[Provided records — start]

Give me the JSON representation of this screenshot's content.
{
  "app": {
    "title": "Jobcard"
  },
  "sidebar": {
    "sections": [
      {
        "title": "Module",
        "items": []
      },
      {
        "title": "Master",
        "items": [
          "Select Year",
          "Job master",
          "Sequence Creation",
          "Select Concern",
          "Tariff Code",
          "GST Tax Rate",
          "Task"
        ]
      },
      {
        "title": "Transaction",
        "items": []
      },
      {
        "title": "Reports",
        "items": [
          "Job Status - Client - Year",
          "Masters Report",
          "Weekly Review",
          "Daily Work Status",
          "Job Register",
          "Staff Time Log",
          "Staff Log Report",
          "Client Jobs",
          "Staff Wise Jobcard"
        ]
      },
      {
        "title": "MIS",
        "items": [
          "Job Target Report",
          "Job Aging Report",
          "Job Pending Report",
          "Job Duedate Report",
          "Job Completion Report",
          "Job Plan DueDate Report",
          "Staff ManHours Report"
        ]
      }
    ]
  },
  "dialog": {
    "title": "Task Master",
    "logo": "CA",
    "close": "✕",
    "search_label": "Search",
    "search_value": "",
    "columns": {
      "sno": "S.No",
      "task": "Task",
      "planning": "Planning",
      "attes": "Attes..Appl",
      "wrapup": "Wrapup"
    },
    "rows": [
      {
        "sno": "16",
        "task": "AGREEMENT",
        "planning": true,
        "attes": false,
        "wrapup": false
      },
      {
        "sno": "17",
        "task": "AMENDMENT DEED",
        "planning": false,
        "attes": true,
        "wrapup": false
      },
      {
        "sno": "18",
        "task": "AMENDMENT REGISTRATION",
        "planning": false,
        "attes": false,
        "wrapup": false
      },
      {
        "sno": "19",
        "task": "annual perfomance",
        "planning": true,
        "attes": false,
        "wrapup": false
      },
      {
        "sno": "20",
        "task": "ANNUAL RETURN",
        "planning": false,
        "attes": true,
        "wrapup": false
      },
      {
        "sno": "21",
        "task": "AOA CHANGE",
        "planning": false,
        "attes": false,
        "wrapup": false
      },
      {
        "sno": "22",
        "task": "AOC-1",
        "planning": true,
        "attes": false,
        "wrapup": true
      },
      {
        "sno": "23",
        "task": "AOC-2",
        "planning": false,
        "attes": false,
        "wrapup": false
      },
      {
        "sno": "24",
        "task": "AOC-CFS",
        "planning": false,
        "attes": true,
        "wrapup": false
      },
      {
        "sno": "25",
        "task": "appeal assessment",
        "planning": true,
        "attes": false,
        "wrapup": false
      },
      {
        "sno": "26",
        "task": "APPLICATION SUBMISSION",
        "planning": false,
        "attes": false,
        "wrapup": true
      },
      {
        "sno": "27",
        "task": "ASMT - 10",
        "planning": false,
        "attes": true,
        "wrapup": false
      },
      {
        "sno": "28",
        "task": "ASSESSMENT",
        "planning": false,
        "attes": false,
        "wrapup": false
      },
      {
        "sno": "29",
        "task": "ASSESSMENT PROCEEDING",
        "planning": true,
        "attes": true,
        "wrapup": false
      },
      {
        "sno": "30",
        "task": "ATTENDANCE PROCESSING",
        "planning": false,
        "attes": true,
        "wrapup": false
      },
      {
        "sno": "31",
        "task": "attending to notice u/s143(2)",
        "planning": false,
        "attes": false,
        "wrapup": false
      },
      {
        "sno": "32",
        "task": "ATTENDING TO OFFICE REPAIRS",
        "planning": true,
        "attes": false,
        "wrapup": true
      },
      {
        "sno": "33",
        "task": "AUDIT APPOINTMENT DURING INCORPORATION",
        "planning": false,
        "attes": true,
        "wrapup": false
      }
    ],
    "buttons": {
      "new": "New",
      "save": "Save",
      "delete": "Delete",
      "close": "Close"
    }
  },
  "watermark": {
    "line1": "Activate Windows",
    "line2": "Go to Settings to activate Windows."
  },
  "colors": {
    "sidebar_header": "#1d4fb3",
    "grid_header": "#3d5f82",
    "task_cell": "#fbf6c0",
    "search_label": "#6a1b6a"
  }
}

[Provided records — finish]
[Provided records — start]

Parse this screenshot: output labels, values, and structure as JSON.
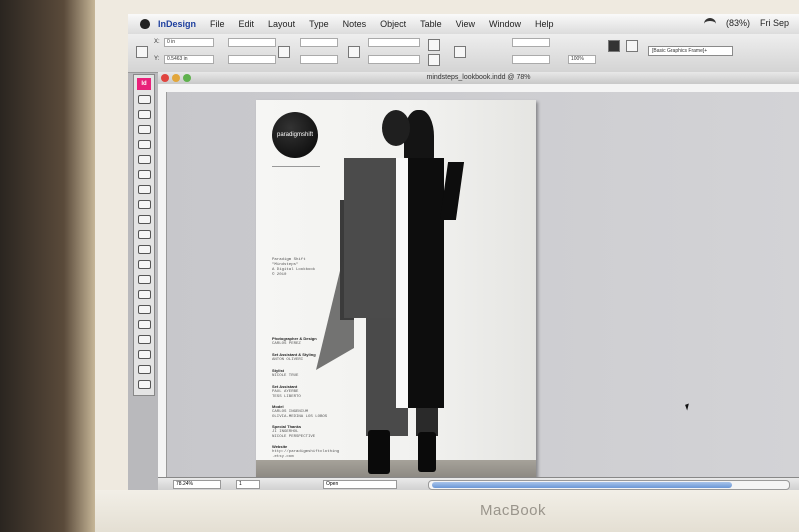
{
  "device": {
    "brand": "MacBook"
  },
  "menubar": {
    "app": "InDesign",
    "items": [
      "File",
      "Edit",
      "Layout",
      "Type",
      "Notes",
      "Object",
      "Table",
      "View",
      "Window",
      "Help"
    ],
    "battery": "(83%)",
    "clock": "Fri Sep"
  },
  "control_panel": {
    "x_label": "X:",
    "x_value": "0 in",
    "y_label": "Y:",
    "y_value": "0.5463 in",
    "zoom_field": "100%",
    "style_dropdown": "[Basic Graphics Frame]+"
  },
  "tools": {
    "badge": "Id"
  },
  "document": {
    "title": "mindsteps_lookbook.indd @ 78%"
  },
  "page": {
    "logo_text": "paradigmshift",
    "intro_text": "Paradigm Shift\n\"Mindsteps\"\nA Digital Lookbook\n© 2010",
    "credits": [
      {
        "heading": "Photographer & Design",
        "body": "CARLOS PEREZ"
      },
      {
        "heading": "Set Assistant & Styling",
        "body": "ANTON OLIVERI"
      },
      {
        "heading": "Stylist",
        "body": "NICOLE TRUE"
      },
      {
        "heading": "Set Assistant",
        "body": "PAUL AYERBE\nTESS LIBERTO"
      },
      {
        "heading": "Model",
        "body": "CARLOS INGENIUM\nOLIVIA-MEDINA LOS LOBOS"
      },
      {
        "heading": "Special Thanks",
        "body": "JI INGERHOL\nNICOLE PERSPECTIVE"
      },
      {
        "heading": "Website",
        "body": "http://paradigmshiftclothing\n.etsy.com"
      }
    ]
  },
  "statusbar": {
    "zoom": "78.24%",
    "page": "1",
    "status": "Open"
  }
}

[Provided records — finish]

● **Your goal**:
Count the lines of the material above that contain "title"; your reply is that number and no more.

● **Response to the task**:
8